The first time I ever met Mary Lou McKillip she was telling a story about an old hound dog. She had my rapt attention from beginning to end. As she told the story, in my mind I pictured a few of Papaw’s hunting dogs like Smokey and Old Blue. I knew right then Mary Lou would be a perfect person to interview.
Mary Lou was born on April 13, 1942. With a hearty laugh she told me she was born Indian style-at home. She said “they would have at least sent for the doc but there was a big snow on the ground.” Since Mary Lou was the youngest of 14 children, I’m sure her Mother knew enough to handle things on her own anyway.
Several months after I first met her, I sat down with Mary Lou and her husband Truman to ask her a few questions.
What are the biggest differences you see between the days of your childhood and today?
Oh I would say tv and the other material things children have today. Of course when I was a child most folks lived on a farm and that meant chores for everyone in the family even the children. There were hogs, chickens, and cows to tend too. I never mastered ringing necks nor milking either one. Even with the work we had lots of fun too. We had a bingo game most every Saturday night and people would come together to play and visit. Every 4th of July everyone would take a picnic down to the river. Mother had a lard bucket with a hole cut in it to cook with. Family and neighbors would play horse shoes and eat together.
Seems like you told me you were the youngest of a large group of siblings?
Yes there was 7 girls and 7 boys-The Lord’s number on both counts. I was the baby of the family. A lot of the older ones were married and gone from home long before I came along. I was a little spoiled since they knew I’d for sure be their last one. My Father doted on me and couldn’t really bear to punish me. One time Mother was going to give me a whipping and I run and climbed up the apple tree to get away. My Father was sent to get me down and finish the job. He got me down but that was the end of the whipping.
Don’t you play the piano?
Yes I’ve been playing since I was 13 years old. My family was very musical. My Mother played the organ. I’ve been singing since I was just a child in Mother’s arms. One of the tales they told about me was me singing and Mother’s trying to quiet me by putting her hand over my mouth. I just kept right on singing through her hand.
Is there a memory that stands out in your mind that you’d like to tell me about?

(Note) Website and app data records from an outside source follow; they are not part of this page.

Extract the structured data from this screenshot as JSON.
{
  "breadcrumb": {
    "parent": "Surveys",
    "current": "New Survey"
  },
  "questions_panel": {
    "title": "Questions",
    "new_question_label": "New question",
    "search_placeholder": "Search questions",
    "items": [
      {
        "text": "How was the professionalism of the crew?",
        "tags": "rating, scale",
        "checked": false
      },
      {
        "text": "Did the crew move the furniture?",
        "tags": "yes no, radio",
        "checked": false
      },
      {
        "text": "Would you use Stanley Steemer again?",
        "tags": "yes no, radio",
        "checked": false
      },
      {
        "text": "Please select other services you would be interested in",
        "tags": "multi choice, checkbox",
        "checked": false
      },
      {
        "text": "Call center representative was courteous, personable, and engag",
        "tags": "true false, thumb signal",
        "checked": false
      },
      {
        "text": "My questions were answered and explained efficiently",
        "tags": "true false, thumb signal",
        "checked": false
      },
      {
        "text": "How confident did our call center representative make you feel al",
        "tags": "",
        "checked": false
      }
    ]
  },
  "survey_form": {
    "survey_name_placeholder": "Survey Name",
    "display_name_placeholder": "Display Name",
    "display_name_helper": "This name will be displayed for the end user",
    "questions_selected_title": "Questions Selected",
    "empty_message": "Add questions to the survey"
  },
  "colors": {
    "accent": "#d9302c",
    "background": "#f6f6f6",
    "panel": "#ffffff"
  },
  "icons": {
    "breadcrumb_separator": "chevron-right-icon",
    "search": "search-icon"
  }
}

Ever since I was big enough to know what it was I wanted to go to school. One day I was out playing in the yard and I slipped off from Momma and went to school. I had memorized a little book called Bright Eyes. The teachers all thought I could read! Of course they soon found out I couldn’t and that I wasn’t old enough to be there. But even though I wasn’t enrolled they let me come to school the rest of that year.
Can you tell us anything about the current events of the time-what sort of things were going on in this area when you were a child?
Mother and Father had 5 sons and 3 son-n-laws in WWII so that made a big impact on our daily lives. Of course most families had loved ones in the war. You could hear people praying on the surrounding ridge tops, praying for God to spare their sons, praying for the war to end. I remember the joy we felt as the end of the war was announced on the radio.
When did you start writing?
I was about 16 years old when I started writing poems and songs. I wouldn’t let hardly anyone read them. My Daddy encouraged me to send them off to magazines and such. As an adult I’ve always said I’m the bumble bee writer. Haven’t you heard Bumblees can’t fly but since they don’t know it they do? Well I’m the bumble bee writer-I can’t really write but since I don’t know it I do it anyway.
What is your life like now compared to when you were a child?
We still grow a garden and put food up. Truman promised me when he retired he’d help me with my writing, and he has. As a whole I’m afraid the people of Appalachia’s trust in people has changed over the years. We used to never even lock our doors and a deal could be made just by a handshake now you have to have it all down on paper and approved by lawyers. So much change makes tears come to my eyes when I think about it all.
What does Appalachia mean to you Mary Lou?
It’s such a serene place, my roots run deep. I wouldn’t take anything for my childhood here. My heart is in the Appalachian Mountains.
I hope you enjoyed my interview with Mary Lou. She told me “I just love everybody that’ll let me love’em.” I say the world needs more of the kind of love Mary Lou’s got to offer.
Leave Mary Lou a comment and I’ll make sure she reads it.